What are the storage where Java program can store data

Every computer programs stores data while running and Java also stores data in memory. There are six places where java can store data while running.

Registers:

This is fastest storage where program can store data because registers storage exist inside processor. But register storage is very limited so registers are allocated by the compiler according to its needs. In Java you will not found anything to specify register storage virtually it doesn\’t exists.

Stack:

This lives in the general random-access memory (RAM) area, but has direct support from the processor via its stack pointer. The stack pointer is moved down to create new memory and moved up to release that memory. This is an extremely fast and efficient way to allocate storage, second only to registers.
The Java compiler must know, while it is creating the program, the exact size and lifetime of all the data that is stored on the stack, because it must generate the code to move the stack pointer up and down. This constraint places limits on the flexibility of your programs, so while some Java storage exists on the stack— in particular, object references—Java objects themselves are not placed on the stack.

Heap:

This is a general-purpose pool of memory in the RAM area where all Java objects live. The nice thing about the heap is that, unlike the stack, the compiler doesn’t need to know how much storage it needs to allocate from the heap or how long that storage must stay on the heap. Thus, there’s a great deal of flexibility in using storage on the heap. Whenever you need to create an object, you simply write the code to create it by using new, and the storage is allocated on the heap when that code is executed. Of course there’s a price you pay for this flexibility. It takes more time to allocate heap storage than it does to allocate stack storage

Static:

“Static” is used here in the sense of “in a fixed location” (although it’s also in RAM). Static storage contains data that is available for the entire time a program is running.

You can use the static keyword to specify that a particular element of an object is static, but Java objects themselves are never placed in static storage.

Constant:

Constant values are often placed directly in the program code, which is safe since they can never change.

Sometimes constants are cordoned off by themselves so that they can be optionally placed in read-only memory (ROM), in embedded systems.

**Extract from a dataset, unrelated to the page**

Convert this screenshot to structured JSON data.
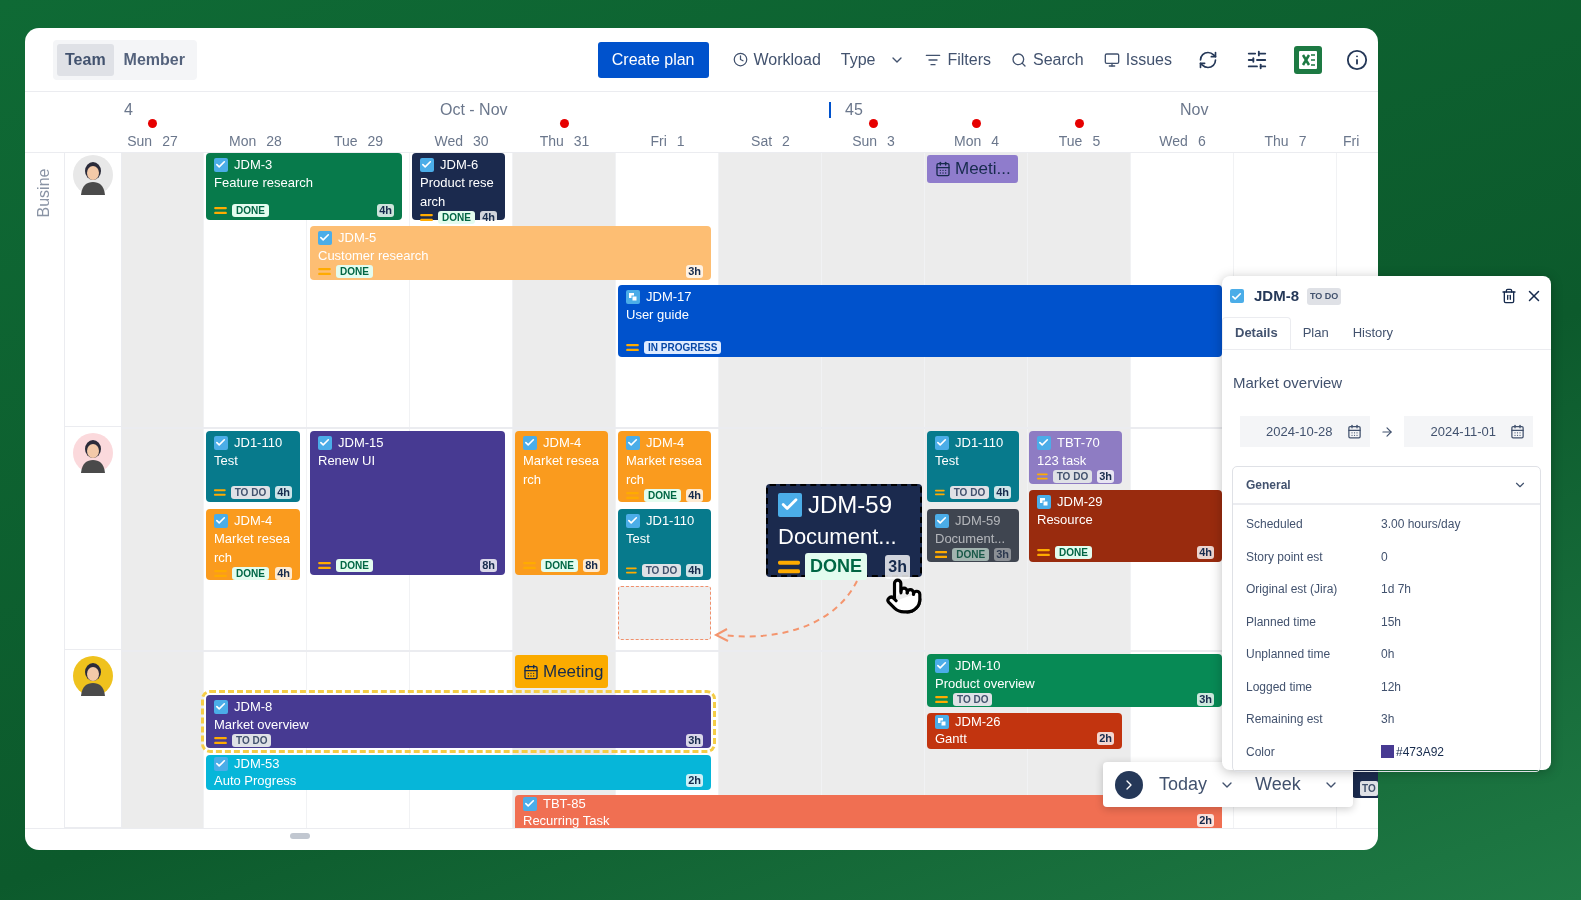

Non-RAM storage: If data lives completely outside a program, it can exist while the program is not running, outside the control of the program. Data can be stored on hard disk, memory cards or transferred over network using different stream and serialization. In this type of storage data exist even program is not running